Movie Review: A Ghost Story

  • Words: Brinley Knopf

 

Nitehawk Cinema in Williamsburg is effortlessly cool. Everything is just so, but special. With only three theaters, each small and intimate, this isn’t an AMC. Concessions aren’t bought through your stand-on-line traditional stand outside; you sit, consult your full-stop artisanal dinner menu, write your order down with a golf pencil and your waiter collects it. The smallness and understated part of not feeling like one fish in the Times Square AMC sea is what really sets Nitehawk apart. It’s great. 

Now, onto the film review.

Photo Credit: Bret Curry

Photo Credit: Bret Curry

 

A Ghost Story (2017) directed by David Lowery is a heartfelt, deep drama that could be confused as a comedy. Haunting only because of its near-silence, A Ghost Story isn’t scary in even the loosest term. Named like a horror, it is anything but. A husband (Casey Affleck) and his wife (Rooney Mara)  live in a small rural house, the backdrop to a quiet life. About to pack up and move out of the countryside, the Wife says something nostalgic about leaving a note behind in every house she’s ever lived in, in case she ever wanted to come back. It’s almost a throwaway line, said to take up space – later, it has a lasting connotation. 

But the Husband dies in a car accident before they can move. From there, he becomes a Ghost, taking on new skin – the sheet his body is covered with in the hospital, which he functions beneath, lives underneath. He expresses and emotes through the medium of the sheet, with black eyehole cutouts; he’s a silent, faceless ghost in the near-comedic archetypal embodiment of ghosts as we’ve come to know them in Scooby Doo. Husband haunts Wife as she grieves; staring, sitting, sulking. He sees her bring home a date. He watches while her car drives away the day she moves out. He’s there while the house sees new families, parties and demolition – years and years, decades. He sees life go by, but as a bystander and surveyor no one can see.

We can’t see his face, but his unseen presence in a house moving forward in life and time is deeply, cuttingly sad. You think your heart hurts, but then Husband walks the hallway, long white sheet catching behind him like the train of a gown, and the simple not-meant-to-be-funny act causes misplaced laughter. Then, his lonely solitary figure scratches at the painted-over wall, through the sheet, to read the note Wife left behind, the last tether to his wife, and you think again: oh. Sad. But at first the story isn’t a romance; you don’t exactly see a fairytale in how Wife asks Husband questions and he gives her one-word answers, affectionate it seems in only an expected married way. We learn he doesn’t want to move, he likes the house and can’t explain why. As the film goes on, the reason he doesn’t want to move is actually clever, an explained bump-in-the-night; interesting in a simple movie that has a five-minute scene watching Wife eat a chocolate pie.
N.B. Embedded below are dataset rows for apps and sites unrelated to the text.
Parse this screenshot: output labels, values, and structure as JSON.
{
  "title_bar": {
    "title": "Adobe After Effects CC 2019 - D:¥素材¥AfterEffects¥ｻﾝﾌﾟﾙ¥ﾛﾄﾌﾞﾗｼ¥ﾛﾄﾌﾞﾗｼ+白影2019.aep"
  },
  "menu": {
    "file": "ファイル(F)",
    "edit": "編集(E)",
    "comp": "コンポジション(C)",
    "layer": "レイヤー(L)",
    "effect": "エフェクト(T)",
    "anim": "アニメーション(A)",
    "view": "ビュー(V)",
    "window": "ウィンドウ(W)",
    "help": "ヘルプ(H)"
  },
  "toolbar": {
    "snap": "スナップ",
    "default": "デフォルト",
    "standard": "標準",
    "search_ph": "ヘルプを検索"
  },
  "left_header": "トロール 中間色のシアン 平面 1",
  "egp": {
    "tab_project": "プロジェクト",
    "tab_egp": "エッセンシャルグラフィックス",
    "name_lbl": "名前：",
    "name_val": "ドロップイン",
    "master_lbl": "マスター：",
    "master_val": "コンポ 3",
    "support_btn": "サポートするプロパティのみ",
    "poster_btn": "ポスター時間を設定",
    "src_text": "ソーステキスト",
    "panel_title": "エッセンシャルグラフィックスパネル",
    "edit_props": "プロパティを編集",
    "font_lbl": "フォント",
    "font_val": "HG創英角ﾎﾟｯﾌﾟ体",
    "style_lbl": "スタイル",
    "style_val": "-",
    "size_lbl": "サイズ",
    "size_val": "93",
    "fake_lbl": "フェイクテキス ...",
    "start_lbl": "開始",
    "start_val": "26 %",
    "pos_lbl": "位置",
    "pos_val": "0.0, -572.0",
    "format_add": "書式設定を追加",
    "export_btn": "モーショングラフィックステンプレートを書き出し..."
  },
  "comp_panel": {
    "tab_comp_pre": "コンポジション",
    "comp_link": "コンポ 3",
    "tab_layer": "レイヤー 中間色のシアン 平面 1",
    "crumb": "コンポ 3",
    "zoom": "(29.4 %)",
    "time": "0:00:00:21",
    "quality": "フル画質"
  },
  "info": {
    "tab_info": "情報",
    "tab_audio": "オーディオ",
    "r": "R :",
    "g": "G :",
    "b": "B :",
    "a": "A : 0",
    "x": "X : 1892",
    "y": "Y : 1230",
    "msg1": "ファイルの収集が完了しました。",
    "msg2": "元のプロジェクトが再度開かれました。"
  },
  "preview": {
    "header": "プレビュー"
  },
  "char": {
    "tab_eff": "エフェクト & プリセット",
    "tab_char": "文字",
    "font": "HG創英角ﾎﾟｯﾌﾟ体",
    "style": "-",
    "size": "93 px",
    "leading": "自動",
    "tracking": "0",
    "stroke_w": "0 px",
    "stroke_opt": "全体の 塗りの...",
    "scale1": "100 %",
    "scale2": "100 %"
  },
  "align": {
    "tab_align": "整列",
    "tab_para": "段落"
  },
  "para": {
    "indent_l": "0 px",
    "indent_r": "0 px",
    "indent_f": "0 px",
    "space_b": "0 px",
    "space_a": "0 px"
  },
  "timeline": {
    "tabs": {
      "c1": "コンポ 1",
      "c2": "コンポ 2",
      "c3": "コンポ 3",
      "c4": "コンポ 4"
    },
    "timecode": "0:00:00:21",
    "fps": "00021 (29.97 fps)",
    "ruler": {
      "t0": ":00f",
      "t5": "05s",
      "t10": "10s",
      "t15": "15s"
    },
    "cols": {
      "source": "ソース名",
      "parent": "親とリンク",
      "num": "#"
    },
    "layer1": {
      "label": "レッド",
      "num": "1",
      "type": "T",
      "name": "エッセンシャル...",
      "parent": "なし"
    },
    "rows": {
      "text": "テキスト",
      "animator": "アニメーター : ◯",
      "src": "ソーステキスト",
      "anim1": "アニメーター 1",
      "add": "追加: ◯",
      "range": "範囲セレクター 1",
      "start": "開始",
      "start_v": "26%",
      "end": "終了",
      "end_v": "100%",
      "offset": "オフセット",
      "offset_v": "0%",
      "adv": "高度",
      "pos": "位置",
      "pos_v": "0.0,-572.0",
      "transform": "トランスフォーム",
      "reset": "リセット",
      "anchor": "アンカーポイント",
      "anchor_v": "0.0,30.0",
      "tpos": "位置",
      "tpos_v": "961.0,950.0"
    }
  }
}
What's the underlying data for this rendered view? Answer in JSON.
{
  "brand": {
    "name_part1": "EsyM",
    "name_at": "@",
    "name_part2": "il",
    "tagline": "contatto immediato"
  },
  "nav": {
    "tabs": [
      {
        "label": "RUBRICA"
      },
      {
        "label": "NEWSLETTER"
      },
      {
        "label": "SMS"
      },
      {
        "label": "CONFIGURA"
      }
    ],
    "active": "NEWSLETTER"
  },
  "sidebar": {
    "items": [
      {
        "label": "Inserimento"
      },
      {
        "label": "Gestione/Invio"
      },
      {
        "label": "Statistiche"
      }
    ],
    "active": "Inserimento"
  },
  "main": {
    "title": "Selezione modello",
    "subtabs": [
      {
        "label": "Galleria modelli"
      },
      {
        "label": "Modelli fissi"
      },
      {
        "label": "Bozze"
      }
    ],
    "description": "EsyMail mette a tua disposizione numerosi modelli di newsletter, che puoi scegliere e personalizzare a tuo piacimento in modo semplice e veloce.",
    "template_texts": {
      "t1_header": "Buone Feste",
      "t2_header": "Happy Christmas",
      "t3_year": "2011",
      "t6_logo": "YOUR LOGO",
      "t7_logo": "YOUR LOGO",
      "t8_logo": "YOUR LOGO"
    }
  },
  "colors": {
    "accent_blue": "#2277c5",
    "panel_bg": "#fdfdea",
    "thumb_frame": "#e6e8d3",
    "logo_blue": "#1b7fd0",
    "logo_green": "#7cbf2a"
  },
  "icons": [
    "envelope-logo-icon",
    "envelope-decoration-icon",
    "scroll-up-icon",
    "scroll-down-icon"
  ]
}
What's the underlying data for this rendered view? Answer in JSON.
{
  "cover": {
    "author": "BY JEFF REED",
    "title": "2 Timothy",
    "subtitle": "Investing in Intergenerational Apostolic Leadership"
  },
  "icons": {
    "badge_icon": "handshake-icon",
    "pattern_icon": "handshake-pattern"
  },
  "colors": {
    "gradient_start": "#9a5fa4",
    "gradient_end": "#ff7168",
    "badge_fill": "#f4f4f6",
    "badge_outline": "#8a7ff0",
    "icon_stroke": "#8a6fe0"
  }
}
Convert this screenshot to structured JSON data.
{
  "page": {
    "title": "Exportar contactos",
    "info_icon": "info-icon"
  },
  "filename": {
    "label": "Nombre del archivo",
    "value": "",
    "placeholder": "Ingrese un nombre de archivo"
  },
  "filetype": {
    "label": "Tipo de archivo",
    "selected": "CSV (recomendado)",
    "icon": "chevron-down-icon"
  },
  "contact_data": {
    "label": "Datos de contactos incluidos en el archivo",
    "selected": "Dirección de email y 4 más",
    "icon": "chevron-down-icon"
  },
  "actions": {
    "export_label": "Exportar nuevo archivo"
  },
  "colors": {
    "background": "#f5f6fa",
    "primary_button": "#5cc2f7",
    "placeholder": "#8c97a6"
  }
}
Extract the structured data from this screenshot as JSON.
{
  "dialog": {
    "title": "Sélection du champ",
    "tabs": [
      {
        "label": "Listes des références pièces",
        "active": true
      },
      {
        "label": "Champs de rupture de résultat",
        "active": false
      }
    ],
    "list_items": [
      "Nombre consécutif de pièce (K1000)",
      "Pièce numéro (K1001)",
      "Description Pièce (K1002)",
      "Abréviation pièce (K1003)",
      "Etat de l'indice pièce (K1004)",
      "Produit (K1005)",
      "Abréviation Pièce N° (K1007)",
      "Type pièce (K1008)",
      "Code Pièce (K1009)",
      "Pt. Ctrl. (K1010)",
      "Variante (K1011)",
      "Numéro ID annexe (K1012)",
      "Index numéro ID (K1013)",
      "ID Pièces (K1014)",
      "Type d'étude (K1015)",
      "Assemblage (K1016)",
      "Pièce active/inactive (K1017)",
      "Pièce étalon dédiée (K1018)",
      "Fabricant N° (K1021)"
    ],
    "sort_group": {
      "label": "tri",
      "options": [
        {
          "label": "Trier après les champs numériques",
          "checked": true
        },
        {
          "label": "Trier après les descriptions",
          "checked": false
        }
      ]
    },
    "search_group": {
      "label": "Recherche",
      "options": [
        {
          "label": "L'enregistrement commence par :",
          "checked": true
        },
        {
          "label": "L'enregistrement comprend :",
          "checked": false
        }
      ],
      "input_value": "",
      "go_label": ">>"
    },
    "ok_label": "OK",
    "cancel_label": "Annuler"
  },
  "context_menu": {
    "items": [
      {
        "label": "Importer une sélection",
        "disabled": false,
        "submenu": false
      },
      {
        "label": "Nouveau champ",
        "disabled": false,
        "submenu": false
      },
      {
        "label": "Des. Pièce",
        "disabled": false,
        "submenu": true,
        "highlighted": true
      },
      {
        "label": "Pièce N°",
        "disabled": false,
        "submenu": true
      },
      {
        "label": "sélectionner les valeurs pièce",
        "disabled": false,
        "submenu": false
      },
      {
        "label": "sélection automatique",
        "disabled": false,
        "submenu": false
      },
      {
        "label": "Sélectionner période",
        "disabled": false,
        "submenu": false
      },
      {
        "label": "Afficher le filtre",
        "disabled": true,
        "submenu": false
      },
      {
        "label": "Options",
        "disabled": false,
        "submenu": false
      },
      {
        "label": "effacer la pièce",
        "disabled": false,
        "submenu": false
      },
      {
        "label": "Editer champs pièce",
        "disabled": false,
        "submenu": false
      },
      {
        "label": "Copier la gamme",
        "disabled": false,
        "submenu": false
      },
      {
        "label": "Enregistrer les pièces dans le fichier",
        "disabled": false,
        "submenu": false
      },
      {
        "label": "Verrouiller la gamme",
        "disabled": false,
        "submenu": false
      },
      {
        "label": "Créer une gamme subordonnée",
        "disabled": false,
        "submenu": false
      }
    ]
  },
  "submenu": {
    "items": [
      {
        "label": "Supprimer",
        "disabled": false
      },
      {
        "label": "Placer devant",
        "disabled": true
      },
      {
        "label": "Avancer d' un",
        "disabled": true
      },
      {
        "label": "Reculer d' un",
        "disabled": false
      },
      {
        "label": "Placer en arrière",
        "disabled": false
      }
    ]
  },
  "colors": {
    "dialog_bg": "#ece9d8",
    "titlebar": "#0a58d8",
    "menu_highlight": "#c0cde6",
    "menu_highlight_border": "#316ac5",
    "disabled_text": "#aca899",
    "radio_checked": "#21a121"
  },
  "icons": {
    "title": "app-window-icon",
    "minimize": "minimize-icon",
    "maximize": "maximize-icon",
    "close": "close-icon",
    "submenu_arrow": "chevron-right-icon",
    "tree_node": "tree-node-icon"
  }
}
The love comes later. You see he does love her, but it’s a little-too-late deal – and, unfortunately, a vicious circle to cycle forever. 

Overall, I felt like I had to work to enjoy the movie – use parts of my brain I wouldn’t normally, turn on my intellectual facets; you can’t sit mindlessly and watch. I felt like I had to work at being affected – it might be the little dialogue, how the story creeps forward in infinitesimal baby steps. While I did feel a sense of love and loss, really all A Ghost Story left me with was the sour, leaden anxious feeling of being left behind.